AL: Do you always work from drawings?
DA: Mostly, yes. I never used to. I would go right away to the canvas, but these days I’m heavily drawing. That is where the paintings come from. But on the canvas, I still let spontaneous things happen. I love when that happens, when it feels necessary almost.
AL: Color seems very important in your paintings. How do you select your pallet?
DA: It’s always different. Sometimes I have some actual themes in mind with the color. I’ve painted with only primary colors to talk about the origin of color and how things are concrete. You can’t make the primary colors. Sometimes, I like to use those colors to talk about structure. I like to also use colors that allude to an atmosphere that doesn’t have much contrast. Sometimes, I want them to harmonize more than canceling each other out or making one color feel weak next to another. I see a lot of people who paint with contrasting colors, but I want my colors to become seamless. I like the idea that yellow can go into pink really seamlessly. I find that to be something I like to look at more. Like when a shadow hits the grass, the grass turns a little yellow even though you know that grass is green. Almost like naturalism, but abstracted when you paint it.

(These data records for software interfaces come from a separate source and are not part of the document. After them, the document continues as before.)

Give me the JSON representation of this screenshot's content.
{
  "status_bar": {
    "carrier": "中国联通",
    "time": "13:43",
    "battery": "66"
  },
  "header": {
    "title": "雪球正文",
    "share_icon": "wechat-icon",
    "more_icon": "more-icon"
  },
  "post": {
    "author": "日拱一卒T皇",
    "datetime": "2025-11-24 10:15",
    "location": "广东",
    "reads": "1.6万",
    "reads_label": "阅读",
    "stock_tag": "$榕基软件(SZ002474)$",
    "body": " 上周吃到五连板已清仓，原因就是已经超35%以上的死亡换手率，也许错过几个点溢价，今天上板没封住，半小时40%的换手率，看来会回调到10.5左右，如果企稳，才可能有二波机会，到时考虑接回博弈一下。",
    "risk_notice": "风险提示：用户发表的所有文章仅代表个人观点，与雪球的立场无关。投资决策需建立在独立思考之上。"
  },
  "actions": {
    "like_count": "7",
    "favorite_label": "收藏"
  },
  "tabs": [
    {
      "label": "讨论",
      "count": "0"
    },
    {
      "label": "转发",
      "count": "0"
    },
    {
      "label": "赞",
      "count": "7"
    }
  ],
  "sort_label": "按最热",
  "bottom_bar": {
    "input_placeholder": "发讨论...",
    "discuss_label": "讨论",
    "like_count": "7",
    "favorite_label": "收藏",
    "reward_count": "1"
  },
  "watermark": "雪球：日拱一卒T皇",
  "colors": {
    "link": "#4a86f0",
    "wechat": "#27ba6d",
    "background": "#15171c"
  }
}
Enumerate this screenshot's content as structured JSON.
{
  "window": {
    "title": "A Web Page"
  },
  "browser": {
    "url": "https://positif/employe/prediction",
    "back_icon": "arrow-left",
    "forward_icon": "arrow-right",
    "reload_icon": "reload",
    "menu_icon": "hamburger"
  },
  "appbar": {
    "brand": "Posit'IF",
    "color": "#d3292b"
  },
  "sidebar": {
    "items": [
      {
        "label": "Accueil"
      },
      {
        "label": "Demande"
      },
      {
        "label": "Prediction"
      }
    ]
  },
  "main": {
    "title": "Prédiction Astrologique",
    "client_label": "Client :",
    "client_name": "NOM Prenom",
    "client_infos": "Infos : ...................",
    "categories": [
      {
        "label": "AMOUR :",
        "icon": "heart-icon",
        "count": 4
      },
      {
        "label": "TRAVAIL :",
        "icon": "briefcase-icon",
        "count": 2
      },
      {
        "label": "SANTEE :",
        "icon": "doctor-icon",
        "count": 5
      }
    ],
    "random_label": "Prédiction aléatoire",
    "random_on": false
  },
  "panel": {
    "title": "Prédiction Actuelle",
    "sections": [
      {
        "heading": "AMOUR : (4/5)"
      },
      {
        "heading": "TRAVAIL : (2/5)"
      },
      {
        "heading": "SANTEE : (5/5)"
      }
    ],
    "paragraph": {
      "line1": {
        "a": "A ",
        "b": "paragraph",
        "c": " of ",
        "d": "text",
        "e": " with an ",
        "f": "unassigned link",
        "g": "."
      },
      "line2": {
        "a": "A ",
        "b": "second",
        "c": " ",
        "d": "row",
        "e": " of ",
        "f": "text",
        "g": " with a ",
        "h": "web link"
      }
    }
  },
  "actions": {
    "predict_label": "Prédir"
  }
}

AL: What is most important in the work?
DA: Everything. It’s important to me that whoever looks at the work can come into some sort of understanding of it, no matter who they are. I don't want to make art that feels only exclusive to the highly educated. I love it when kids can enjoy a painting or an old person who just loves to play golf or something like that. I want everyone to be able to get something out of the work – as well as the people who are very critical.
AL: You allow yourself to make different things in different ways. How does this exploration generate work from painting to painting?
DA: Coming from a place of naturalism, I want it to also be organic in the way it happens. I don't like to decide what I want to paint. It comes from a place of something being intriguing to me… something in the moment that I need to see happen. It’s not always the same thing. I allow myself to wander off if I need to. It’s something I like to believe is beyond me when I find inspiration. To me, art has always been about freedom. I allow myself to paint whatever I need to.
AL: That reminds me of that zebra painting that you did in your show at the Track One Silo Room in Nashville. You had your candle paintings and then the one zebra painting. That painting was refreshing! Did it just need to be painted one day?
DA: I was thinking I don't have enough animals in my life. I think they are very important and it’s so crazy how many animals are actually in this world. I just wanted to paint a cool animal and I didn't care if it’s art or if it’s good. I just wanted it to be there. Painting is great because it’s something to look at and live with in a way. That’s the magic to me. Whether it’s art is none of my business, you know?
Nashville-based artist David Onri Anderson received his BFA in 2016 from the Watkins College of Art, Design & Film. Anderson’s artwork has been exhibited nationally, including group shows at ZieherSmith in New York, the Atlanta Contemporary Arts Center, and Zeitgeist Gallery in Nashville. In addition to his work as an artist, Anderson is co-director/curator of mild climate in The Packing Plant.
Ashley Layendecker is a painter, writer, and independent curator based in Nashville, Tennessee. She received her BFA in Studio Art (2D concentration) in 2016 and her MS in Teacher Education in 2017, both from the University of Tennessee. Ashley formerly worked at Fluorecent Gallery in Knoxville, where she held the position of Assistant to the Director. She moved to Nashville in March 2018 and is activly involved with the growing art scene in the city. She is currently an intern at The Red Arrow Gallery in East Nashville and works for Locate Arts as a contributor to The Focus.
* all images courtesy of the artist